One of the most common types of harassment an employee is likely to face in the workplace is sexual harassment. Many employees avoid filing a sexual harassment claim because of fear of employer retribution, or because they simply are not sure what to do.
It is essential for victims of sexual harassment to know the legal procedure for making a sexual harassment claim in order to protect their rights.
Sexual Harassment Law
While there are many state laws prohibiting workplace sexual harassment, Title VII of the Civil Rights Act governs federal sexual harassment law. State laws, often modeled on Title VII, are known as Fair Employment Practice (FEP ) statutes.
Sexual harassment can take the form of what is called quid pro quo, or hostile work environment harassment. Quid pro quo harassment occurs when an employee is offered special treatment in exchange for some form of a sexual relationship with a superior at work. Hostile work environment harassment describes a situation where verbal or physical conduct affects work performance or creates an employment atmosphere that is uncomfortable, hostile, offensive, or threatening.
Under federal law, sexual harassment plaintiffs who win their suit may be entitled to back pay, front pay, injunctive relief, as well as damages for future loss and emotional distress. Additionally, if the harassment is intentional and egregious, punitive damages may be awarded to deter any future unlawful behavior of the defendant.
Filing a Claim
Often, employers have a sexual harassment policy and procedure in place that is detailed in their company employee handbook. Usually, employees are advised to report any incidents of sexual harassment to a supervisor or the human resources department. However, if an employer does not adequately deal with the harassment, an employee may take legal action.
To make a claim for sexual harassment under Title VII, an individual must first file a charge with the Equal Employment Opportunity Commission (EEOC) within 6 months of the harassment. A private lawsuit can only be filed after receiving a right to sue letter from the EEOC.
Sexual Harassment Pre-Settlement Cash Advance Lawsuit Funding
A sexual harassment lawsuit can be complex and can take a long time to resolve before a victim receives money from their lawsuit. The hardship of being out of work as bills pile up, in addition to ongoing legal expenses, can easily put a sexual harassment victim in a financial bind.
Sexual harassment lawsuit funding allows plaintiffs involved in a sexual harassment suit to pay their bills and expenses while waiting for money from a a settlement or verdict.

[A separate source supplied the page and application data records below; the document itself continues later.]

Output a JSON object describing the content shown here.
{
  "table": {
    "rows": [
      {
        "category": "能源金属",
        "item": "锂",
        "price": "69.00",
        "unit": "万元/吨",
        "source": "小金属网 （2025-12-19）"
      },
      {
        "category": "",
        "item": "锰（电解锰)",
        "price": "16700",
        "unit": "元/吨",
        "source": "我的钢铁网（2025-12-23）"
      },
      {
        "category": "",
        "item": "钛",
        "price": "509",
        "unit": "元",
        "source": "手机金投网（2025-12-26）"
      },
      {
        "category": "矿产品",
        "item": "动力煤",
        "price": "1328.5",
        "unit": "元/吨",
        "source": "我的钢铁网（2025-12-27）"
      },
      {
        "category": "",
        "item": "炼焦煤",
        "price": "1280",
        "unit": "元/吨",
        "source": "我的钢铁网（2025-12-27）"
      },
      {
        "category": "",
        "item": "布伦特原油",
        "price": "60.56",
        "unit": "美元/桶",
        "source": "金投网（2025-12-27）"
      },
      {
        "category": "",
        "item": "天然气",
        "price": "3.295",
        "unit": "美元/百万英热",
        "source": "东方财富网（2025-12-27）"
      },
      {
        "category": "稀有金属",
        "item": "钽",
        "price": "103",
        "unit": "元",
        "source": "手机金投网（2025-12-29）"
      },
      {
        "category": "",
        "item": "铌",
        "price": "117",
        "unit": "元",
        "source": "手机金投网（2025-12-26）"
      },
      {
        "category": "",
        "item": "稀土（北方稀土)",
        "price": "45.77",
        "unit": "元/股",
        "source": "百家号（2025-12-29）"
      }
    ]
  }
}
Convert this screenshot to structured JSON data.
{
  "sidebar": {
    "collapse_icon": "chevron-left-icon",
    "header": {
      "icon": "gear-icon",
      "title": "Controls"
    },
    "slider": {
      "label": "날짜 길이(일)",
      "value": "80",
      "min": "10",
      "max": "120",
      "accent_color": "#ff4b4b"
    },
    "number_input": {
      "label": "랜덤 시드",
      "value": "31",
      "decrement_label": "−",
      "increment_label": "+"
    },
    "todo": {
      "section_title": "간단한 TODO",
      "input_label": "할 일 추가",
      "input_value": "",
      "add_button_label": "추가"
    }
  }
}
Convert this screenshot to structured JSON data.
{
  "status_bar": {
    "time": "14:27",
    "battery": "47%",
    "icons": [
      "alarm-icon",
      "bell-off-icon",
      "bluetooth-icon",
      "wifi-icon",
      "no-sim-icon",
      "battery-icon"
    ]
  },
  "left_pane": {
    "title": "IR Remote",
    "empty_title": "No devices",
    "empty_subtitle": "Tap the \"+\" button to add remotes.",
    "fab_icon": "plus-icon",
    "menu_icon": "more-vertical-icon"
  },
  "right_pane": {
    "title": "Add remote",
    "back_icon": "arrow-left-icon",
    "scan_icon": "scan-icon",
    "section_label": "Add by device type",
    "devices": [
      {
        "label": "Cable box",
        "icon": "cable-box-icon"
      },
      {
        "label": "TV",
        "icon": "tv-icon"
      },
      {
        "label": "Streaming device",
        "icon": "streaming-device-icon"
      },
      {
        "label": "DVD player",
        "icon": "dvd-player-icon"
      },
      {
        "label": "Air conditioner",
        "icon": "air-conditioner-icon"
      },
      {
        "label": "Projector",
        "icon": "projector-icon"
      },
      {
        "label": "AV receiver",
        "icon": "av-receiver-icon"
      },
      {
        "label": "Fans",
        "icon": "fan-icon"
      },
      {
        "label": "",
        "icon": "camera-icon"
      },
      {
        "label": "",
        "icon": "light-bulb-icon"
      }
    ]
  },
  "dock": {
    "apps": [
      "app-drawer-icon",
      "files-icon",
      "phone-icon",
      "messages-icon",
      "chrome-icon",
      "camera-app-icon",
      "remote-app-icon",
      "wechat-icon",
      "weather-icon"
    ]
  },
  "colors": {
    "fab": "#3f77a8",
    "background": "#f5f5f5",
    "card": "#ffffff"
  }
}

This type of lawsuit funding alleviates the economic and emotional distress that could cause some sexual harassment victims to take a settlement offer that is less than they deserve.